Instructions for the task: Copy all records exactly; omit pictures.

[Source data]
----------

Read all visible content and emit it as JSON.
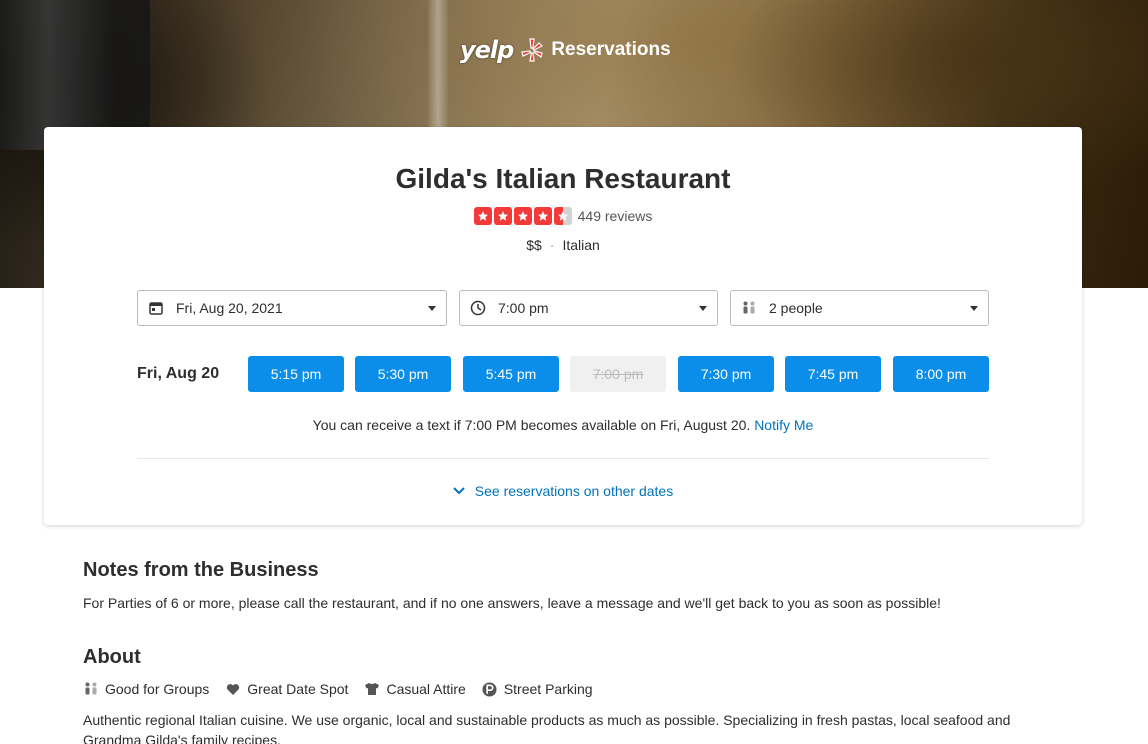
{
  "header": {
    "logo_word": "yelp",
    "title": "Reservations"
  },
  "business": {
    "name": "Gilda's Italian Restaurant",
    "rating": 4.5,
    "reviews": "449 reviews",
    "price": "$$",
    "separator": "·",
    "category": "Italian"
  },
  "search": {
    "date": "Fri, Aug 20, 2021",
    "time": "7:00 pm",
    "party": "2 people"
  },
  "availability": {
    "day_label": "Fri, Aug 20",
    "slots": [
      {
        "label": "5:15 pm",
        "available": true
      },
      {
        "label": "5:30 pm",
        "available": true
      },
      {
        "label": "5:45 pm",
        "available": true
      },
      {
        "label": "7:00 pm",
        "available": false
      },
      {
        "label": "7:30 pm",
        "available": true
      },
      {
        "label": "7:45 pm",
        "available": true
      },
      {
        "label": "8:00 pm",
        "available": true
      }
    ],
    "notify_text": "You can receive a text if 7:00 PM becomes available on Fri, August 20.",
    "notify_link": "Notify Me",
    "other_dates": "See reservations on other dates"
  },
  "notes": {
    "title": "Notes from the Business",
    "text": "For Parties of 6 or more, please call the restaurant, and if no one answers, leave a message and we'll get back to you as soon as possible!"
  },
  "about": {
    "title": "About",
    "amenities": [
      {
        "label": "Good for Groups",
        "icon": "people-icon"
      },
      {
        "label": "Great Date Spot",
        "icon": "heart-icon"
      },
      {
        "label": "Casual Attire",
        "icon": "shirt-icon"
      },
      {
        "label": "Street Parking",
        "icon": "parking-icon"
      }
    ],
    "description": "Authentic regional Italian cuisine. We use organic, local and sustainable products as much as possible. Specializing in fresh pastas, local seafood and Grandma Gilda's family recipes."
  },
  "colors": {
    "brand_red": "#f43939",
    "slot_blue": "#0a8ee9",
    "link_blue": "#0073bb"
  }
}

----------

Result below:
Read all visible content and emit it as JSON.
{
  "header": {
    "logo_word": "yelp",
    "title": "Reservations"
  },
  "business": {
    "name": "Gilda's Italian Restaurant",
    "rating": 4.5,
    "reviews": "449 reviews",
    "price": "$$",
    "separator": "·",
    "category": "Italian"
  },
  "search": {
    "date": "Fri, Aug 20, 2021",
    "time": "7:00 pm",
    "party": "2 people"
  },
  "availability": {
    "day_label": "Fri, Aug 20",
    "slots": [
      {
        "label": "5:15 pm",
        "available": true
      },
      {
        "label": "5:30 pm",
        "available": true
      },
      {
        "label": "5:45 pm",
        "available": true
      },
      {
        "label": "7:00 pm",
        "available": false
      },
      {
        "label": "7:30 pm",
        "available": true
      },
      {
        "label": "7:45 pm",
        "available": true
      },
      {
        "label": "8:00 pm",
        "available": true
      }
    ],
    "notify_text": "You can receive a text if 7:00 PM becomes available on Fri, August 20.",
    "notify_link": "Notify Me",
    "other_dates": "See reservations on other dates"
  },
  "notes": {
    "title": "Notes from the Business",
    "text": "For Parties of 6 or more, please call the restaurant, and if no one answers, leave a message and we'll get back to you as soon as possible!"
  },
  "about": {
    "title": "About",
    "amenities": [
      {
        "label": "Good for Groups",
        "icon": "people-icon"
      },
      {
        "label": "Great Date Spot",
        "icon": "heart-icon"
      },
      {
        "label": "Casual Attire",
        "icon": "shirt-icon"
      },
      {
        "label": "Street Parking",
        "icon": "parking-icon"
      }
    ],
    "description": "Authentic regional Italian cuisine. We use organic, local and sustainable products as much as possible. Specializing in fresh pastas, local seafood and Grandma Gilda's family recipes."
  },
  "colors": {
    "brand_red": "#f43939",
    "slot_blue": "#0a8ee9",
    "link_blue": "#0073bb"
  }
}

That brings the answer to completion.